Student loan restrictions apply to federal and private student loans, determining the maximum amount you can borrow. However, if you need a small student loan and get approval for a larger loan, you can accept only the amount you need – you’re not obligated to take ConsolidationNow the whole amount.
Keep in mind that additional factors can affect how much you can borrow. The amount of a federal student loan, for example, is determined by whether you’re an independent or dependent student, your academic year, and any other financial aid you’ve received. Furthermore, private student loans may be restricted based on your credit (or your cosigner) and income.
Applying for a school loan with bad credit
You’ll typically need strong to exceptional credit to qualify for a private student loan. While various lenders offer student loans for those with bad credit, these loans have higher interest rates than loans for people with strong credit.
If you don’t fulfill the standards for a private student loan on your own, applying with a cosigner may make it easier to get accepted. Even if you don’t need a cosigner to qualify, having one can help you receive a better interest rate.
Most federal student loans don’t require a credit check to be approved, so they’re a decent alternative if your credit isn’t ideal.
It’s crucial to examine how much a student loan will cost you in the future, regardless of the form you acquire. This way, you’ll be ready for any unexpected costs.
How to Get a Student Loan for a Small Amount
Follow these four steps if you’re ready to take out a small student loan:
Fill in the gaps with private student loans.
Private student loans can help you fill any financial gaps left after you’ve exhausted your scholarship, grant, and federal student loan alternatives. These loans might range from $1,000 to the full cost of tuition at your institution (depending on the lender).
Take out student loans from the federal government.
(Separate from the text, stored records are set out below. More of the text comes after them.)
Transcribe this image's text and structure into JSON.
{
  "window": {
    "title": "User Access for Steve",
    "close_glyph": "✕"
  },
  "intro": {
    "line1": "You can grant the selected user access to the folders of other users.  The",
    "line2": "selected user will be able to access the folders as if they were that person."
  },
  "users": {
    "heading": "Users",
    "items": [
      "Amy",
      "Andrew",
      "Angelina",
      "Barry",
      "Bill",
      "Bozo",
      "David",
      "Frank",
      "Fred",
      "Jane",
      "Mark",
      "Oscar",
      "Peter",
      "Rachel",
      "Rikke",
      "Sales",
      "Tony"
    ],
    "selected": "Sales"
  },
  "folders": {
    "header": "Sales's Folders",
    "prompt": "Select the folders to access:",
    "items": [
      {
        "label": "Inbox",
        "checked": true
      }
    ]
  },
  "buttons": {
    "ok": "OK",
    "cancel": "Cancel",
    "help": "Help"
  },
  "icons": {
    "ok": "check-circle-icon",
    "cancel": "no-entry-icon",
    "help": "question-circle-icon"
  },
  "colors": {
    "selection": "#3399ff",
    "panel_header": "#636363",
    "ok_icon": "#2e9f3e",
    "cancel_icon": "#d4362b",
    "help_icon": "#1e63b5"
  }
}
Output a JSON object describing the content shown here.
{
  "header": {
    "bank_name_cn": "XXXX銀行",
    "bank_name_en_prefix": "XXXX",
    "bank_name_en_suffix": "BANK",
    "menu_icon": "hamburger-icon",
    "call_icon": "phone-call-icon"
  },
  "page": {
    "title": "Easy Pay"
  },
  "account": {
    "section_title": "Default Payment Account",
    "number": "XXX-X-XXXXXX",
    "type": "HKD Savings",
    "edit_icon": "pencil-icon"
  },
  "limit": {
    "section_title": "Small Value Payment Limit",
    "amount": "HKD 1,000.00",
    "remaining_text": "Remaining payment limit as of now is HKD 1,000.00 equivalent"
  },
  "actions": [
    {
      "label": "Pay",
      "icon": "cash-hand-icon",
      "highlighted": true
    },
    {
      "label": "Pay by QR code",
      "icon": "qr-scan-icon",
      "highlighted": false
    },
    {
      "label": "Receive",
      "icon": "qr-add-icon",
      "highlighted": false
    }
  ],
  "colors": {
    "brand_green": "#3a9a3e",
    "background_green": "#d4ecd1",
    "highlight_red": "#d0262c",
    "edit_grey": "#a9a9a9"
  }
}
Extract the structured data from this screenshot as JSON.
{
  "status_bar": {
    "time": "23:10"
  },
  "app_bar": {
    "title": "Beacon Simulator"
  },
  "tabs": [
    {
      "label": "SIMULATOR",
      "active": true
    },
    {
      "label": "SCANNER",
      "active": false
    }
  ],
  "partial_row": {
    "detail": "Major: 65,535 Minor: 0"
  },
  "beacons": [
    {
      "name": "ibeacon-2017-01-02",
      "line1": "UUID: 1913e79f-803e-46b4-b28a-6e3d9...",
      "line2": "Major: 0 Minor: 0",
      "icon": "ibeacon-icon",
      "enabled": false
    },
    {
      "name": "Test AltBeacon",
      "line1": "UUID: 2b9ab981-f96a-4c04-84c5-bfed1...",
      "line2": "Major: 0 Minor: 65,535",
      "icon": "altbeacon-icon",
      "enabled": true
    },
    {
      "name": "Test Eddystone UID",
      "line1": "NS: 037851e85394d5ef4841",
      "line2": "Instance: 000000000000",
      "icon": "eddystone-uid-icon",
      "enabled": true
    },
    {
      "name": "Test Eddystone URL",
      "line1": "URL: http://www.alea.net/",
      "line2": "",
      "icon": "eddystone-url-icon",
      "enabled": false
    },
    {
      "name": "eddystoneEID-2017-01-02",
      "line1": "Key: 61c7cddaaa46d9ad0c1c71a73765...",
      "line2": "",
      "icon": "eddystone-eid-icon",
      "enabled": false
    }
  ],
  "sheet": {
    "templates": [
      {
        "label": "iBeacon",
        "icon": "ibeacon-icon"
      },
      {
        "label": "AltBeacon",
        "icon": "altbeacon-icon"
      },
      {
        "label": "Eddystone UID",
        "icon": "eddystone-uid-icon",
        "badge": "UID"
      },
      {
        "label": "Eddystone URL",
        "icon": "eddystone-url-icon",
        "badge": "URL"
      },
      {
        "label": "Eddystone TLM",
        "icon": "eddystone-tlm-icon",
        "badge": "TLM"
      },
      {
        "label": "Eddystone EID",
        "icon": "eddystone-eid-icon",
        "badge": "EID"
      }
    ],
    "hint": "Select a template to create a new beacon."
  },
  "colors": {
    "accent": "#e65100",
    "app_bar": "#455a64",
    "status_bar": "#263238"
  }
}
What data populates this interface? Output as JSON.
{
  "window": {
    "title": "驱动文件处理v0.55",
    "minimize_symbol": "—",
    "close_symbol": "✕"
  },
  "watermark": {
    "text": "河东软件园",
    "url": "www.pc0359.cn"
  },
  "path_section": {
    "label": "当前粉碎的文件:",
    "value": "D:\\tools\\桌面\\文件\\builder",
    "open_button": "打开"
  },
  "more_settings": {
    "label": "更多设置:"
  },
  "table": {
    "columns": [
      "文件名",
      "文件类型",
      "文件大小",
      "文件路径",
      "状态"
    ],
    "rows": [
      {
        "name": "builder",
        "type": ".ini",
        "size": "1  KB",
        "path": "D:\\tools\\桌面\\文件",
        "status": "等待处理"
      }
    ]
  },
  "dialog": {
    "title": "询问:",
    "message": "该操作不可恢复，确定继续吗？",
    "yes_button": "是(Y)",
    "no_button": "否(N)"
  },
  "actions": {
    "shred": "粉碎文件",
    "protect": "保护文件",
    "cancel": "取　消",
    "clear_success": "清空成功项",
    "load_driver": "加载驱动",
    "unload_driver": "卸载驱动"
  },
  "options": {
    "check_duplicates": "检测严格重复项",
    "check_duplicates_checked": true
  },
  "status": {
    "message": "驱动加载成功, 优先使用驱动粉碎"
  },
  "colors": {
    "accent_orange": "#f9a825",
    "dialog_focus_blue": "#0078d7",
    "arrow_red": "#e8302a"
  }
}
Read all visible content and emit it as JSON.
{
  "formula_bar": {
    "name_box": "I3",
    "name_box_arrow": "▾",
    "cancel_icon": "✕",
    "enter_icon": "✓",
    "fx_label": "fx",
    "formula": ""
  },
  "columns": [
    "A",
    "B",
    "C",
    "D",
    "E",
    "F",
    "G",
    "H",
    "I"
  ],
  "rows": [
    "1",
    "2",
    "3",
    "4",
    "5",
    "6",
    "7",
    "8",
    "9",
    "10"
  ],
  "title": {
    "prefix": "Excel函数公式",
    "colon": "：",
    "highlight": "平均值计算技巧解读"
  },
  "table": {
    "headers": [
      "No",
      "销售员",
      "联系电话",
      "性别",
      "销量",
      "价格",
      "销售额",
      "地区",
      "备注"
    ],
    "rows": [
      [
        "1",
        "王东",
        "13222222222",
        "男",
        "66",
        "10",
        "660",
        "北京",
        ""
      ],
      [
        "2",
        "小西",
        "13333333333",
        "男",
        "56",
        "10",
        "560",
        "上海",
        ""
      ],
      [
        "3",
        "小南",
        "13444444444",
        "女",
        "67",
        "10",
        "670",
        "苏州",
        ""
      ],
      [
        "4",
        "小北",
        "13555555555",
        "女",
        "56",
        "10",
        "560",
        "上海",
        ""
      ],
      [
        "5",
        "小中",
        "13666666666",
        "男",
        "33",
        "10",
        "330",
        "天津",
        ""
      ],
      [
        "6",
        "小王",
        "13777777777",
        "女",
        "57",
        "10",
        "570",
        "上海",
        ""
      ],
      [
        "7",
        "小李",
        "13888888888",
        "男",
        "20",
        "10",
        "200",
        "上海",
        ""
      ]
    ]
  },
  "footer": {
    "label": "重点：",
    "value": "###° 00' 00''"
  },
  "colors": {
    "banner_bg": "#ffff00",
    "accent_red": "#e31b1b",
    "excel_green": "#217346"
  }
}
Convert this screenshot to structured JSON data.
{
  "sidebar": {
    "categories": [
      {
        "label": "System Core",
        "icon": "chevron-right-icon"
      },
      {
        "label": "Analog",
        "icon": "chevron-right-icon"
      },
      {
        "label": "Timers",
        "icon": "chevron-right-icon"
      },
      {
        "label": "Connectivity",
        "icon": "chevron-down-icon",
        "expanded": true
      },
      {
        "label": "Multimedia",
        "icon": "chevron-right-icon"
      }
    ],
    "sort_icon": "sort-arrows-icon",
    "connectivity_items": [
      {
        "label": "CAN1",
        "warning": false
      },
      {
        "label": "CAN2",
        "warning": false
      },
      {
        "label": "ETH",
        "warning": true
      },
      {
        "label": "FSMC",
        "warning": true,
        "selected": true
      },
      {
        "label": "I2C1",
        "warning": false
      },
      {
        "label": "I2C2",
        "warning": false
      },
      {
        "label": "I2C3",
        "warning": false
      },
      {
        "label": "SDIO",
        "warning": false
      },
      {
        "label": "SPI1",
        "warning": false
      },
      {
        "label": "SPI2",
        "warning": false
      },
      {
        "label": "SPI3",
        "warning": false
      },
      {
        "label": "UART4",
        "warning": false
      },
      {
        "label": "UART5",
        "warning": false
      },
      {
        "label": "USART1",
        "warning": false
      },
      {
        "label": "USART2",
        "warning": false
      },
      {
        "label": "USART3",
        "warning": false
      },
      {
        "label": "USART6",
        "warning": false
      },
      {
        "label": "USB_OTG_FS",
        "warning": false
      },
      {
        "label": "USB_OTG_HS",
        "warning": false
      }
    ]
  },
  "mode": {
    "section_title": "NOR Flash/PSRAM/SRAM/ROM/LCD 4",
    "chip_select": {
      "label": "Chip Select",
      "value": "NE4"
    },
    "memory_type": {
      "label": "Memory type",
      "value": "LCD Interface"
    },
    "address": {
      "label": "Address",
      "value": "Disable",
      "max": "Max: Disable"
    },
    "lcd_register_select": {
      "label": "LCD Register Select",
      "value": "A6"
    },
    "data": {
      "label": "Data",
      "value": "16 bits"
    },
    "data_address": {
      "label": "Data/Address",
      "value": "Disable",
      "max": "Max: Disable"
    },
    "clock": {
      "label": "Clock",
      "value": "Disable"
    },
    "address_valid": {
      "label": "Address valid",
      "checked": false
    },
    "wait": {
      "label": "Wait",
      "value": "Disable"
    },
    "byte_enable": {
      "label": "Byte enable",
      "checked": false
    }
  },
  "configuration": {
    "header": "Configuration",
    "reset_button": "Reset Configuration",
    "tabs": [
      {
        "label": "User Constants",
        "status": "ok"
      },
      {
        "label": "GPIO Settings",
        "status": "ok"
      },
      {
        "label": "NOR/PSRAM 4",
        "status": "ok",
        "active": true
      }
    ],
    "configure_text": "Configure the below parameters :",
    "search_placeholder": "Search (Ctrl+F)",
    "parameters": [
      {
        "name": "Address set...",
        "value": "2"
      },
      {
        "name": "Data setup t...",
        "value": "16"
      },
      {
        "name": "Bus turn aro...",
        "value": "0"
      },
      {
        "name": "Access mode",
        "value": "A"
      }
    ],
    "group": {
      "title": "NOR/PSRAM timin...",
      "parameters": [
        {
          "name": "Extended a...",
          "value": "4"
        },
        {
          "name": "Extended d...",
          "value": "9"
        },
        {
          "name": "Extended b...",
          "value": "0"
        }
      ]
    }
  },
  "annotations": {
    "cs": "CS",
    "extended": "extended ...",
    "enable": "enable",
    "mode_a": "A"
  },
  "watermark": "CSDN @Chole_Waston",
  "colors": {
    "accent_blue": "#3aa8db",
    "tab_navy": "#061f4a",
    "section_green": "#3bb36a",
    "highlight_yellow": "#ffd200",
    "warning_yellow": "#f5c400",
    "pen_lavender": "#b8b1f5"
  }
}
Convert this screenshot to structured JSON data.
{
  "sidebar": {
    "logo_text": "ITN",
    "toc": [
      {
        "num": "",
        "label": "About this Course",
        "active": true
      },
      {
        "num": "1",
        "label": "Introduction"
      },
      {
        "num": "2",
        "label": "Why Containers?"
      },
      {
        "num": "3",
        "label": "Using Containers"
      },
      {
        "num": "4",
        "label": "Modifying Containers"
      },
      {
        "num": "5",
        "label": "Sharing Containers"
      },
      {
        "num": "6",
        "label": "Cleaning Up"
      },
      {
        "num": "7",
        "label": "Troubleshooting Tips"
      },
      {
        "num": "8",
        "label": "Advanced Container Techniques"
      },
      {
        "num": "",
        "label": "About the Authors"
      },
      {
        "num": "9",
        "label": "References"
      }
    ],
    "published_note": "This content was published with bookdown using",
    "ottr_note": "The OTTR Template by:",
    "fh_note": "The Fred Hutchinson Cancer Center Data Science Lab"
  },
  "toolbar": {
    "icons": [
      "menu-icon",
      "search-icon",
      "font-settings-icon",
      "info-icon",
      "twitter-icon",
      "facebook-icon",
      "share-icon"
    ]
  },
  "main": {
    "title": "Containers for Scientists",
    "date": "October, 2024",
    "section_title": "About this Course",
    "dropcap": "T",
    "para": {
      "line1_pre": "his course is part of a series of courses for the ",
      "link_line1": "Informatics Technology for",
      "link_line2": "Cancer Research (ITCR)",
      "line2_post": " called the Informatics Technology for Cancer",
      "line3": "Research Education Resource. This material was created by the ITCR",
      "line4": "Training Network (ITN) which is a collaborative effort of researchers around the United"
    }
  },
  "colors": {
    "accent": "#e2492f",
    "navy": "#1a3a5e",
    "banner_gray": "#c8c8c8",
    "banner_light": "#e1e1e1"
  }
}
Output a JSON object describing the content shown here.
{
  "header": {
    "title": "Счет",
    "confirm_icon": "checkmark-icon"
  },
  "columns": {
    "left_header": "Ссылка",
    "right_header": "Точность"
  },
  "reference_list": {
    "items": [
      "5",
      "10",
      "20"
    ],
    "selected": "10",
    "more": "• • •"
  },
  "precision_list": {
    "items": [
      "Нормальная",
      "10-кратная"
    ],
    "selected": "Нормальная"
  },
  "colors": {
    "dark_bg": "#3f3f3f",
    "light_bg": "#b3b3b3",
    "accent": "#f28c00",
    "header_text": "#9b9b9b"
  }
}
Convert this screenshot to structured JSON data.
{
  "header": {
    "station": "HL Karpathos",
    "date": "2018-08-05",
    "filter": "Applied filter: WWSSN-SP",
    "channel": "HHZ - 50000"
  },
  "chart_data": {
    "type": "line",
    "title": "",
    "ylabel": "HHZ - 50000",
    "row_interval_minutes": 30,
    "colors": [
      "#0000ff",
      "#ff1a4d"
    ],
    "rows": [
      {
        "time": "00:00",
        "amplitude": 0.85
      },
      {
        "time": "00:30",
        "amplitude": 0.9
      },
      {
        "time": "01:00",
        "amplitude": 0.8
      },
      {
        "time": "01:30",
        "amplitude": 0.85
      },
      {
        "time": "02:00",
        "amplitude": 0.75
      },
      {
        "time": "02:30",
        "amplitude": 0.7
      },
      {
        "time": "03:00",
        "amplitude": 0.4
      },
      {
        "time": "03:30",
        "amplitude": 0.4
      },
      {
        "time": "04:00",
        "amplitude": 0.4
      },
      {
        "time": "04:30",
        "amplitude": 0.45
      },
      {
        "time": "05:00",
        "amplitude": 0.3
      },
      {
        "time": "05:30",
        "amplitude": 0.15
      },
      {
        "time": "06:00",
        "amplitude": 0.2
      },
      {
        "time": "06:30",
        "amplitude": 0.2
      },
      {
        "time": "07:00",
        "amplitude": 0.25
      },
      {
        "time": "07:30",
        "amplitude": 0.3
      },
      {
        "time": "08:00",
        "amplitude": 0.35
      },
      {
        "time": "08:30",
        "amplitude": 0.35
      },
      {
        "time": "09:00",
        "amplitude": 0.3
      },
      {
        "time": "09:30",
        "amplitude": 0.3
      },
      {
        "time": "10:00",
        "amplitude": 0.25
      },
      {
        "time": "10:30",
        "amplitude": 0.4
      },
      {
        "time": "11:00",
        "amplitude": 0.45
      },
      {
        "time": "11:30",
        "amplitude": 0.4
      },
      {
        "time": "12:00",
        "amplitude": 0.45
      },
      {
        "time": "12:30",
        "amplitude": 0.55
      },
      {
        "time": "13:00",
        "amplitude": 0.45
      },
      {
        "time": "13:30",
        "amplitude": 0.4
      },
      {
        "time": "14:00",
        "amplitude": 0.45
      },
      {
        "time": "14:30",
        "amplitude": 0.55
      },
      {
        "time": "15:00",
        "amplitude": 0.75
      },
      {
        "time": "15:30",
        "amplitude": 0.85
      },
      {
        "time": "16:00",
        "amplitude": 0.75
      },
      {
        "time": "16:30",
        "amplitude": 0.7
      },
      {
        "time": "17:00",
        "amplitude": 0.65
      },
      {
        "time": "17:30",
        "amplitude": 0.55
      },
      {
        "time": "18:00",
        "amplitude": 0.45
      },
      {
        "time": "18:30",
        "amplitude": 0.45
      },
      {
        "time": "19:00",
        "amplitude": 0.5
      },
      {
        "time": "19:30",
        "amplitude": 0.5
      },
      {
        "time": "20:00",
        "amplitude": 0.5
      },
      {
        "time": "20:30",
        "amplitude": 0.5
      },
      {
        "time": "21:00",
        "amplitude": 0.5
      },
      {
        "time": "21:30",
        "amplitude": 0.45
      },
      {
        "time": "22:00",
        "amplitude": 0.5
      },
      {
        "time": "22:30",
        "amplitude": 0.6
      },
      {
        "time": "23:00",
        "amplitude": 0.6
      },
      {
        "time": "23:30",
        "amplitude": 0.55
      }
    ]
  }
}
Federal student loans are usually the best option if you need money for education because they come with federal advantages and safeguards, such as several repayment alternatives and forgiveness programs. Your school will send you a financial aid award letter after completing the FAFSA, describing what federal student loans and other federal financial help you qualify for.
You can then pick what kind of help you want – and how much of it you want.
Apply for scholarships and grants.
College scholarships and grants, unlike student loans, do not need repayment, making them an excellent option to finance educational costs. Because there is no limit to how many scholarships and awards you can apply for, it’s a good idea to apply for as many as you can.
Complete the FAFSA application.
If you need help paying for college, you should fill out the Free Application for Federal Student Aid (FAFSA) (FAFSA). Your school will use your FAFSA findings to determine which federal student loans and other federal financial aid you qualify for.
Other options for paying for education
Student loans aren’t the sole option for funding your education. Here are some other choices to think about if you want to keep your student loan debt to a minimum:
Look for work.
Another option is to find a job that will help you pay for your education while you are enrolled.
Just make sure it’s not something that will interfere with your studies.
Sign up for a work-study program.
You may be able to sign up for a work-study program after completing the FAFSA. Jobs available through these programs are typically low-paying, but they can help you cover minimal expenses while building your resume.
Begin your education in a community college.
Compared to a regular four-year university, community college can be substantially less expensive. Starting at a community college and then transferring to a four-year school to finish your degree may be an excellent way to keep your fees down.
See if a 529 plan has been set up for you.
A 529 plan is a college savings account that allows parents to save money for their child’s education while also saving on taxes. If your parents (or even grandparents) have set up a 529 plan, you can use the funds for qualified higher education expenses. Keep in mind that your parent’s 529 plan may impact your FAFSA’s Estimated Family Contribution (EFC), which means you may not be eligible for as much financial aid.
Small private student loans can assist bridge the gap between income and expenses.
After you’ve exhausted your scholarship, grant, and federal student loan options, a small private student loan can help you bridge the funding gap. A small student loan, for example, could assist you in paying for college textbooks, fees, or living expenses. Only borrow what you require to keep your future fees as low as feasible.
Taking out a small loan isn’t the only strategy to avoid accumulating many student loan debt.
To cut some of your costs, you might live on campus or make payments on your student loans while you’re in school.
If you run out of money during the semester or face unforeseen expenses, a small private student loan could be a suitable option for meeting your costs. You can apply for a private loan while you’re enrolled in school, unlike federal student loans. If you decide to take out a private student loan, keep in mind that you should look into as many lenders as possible to obtain the best loan for your circumstances.